How many times, as a teenager, did you feel alone and battling the world? I remember times when I was alone and trying to puzzle what life was all about. I would be asking questions like: Why me? Why can’t I be like that person? Why? Why? Why? Sue (16) was battling with a serious personal issue. She was a boarder at the school. One afternoon she popped in to see me in my office. Students knew that, if my door was open, they could feel free to come in and chat. I was the school principal at the time. Sue started talking in fairly general ways about school, life, her favorite subjects, things she enjoyed doing and so on. I listened with interest. After a while she shared that she was not looking forward to returning home during the school holidays. Her father was disabled as a result of a work accident. He had been left crippled and was confined to a wheelchair. Sue said that he was abusive towards her and had a violent temper. From the way she talked, the abuse was verbal and nothing else – still, tough for a teenager, whose brain is still developing and prone to emotional outbursts, to contend with. We needed to think through possibilities. Explore options and be non-judgmental We explored the different options open to Sue. I sowed some seeds to encourage her to think outside of her comfort zone. Sue reflected and responded. One idea was for Sue to apply for a United World College Scholarship. This was a Scholarship that would cover her education and boarding...

62. More WOW! Moments as third program closes

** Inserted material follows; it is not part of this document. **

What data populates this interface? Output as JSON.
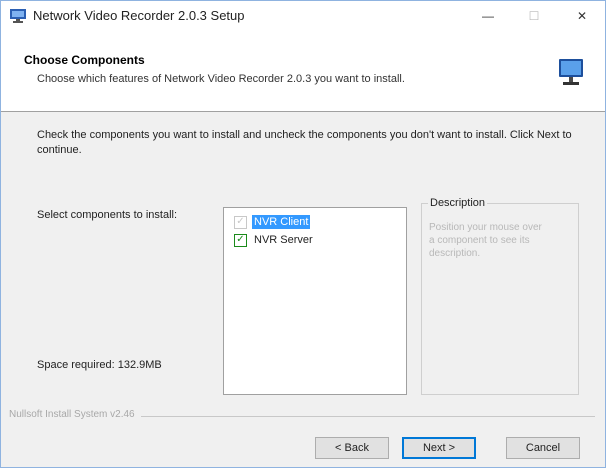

Today will long remain as one of the most memorable days I have had being involved in a youth mentoring program. Sam (not her real name) came back! Sam had basically dropped out of school about seven weeks ago and had moved in with her boyfriend, who was a few years older than her, partly because she was having difficult family issues. Her mentor and I were trying to work out strategies to reach her, but were experiencing problems in this regard. Last week I was told Sam had returned to school to write her exams. Today Sam appeared for the Celebration event and looked positively radiant! Each of the mentors and students shared something about the GR8 MATES program they had enjoyed. Sam told us that she had thought she would not be allowed back to school. However, she had approached the acting Principal and had a discussion with him. Sam had decided that she not only wanted to return to school to write her Public Exams next week, but she wanted to stay on and complete her schooling! Her mentor shed a few tears and I think everyone in the room was moved, as Sam has had a tough time. I spoke to Sam after the function and let her know how proud of her I was, told her that she had made some courageous decisions in recent weeks and also assured her that never again would she have to feel alone. One of her issues was that she didn’t feel she had anyone to talk to, but now she realises how important her mentor is in...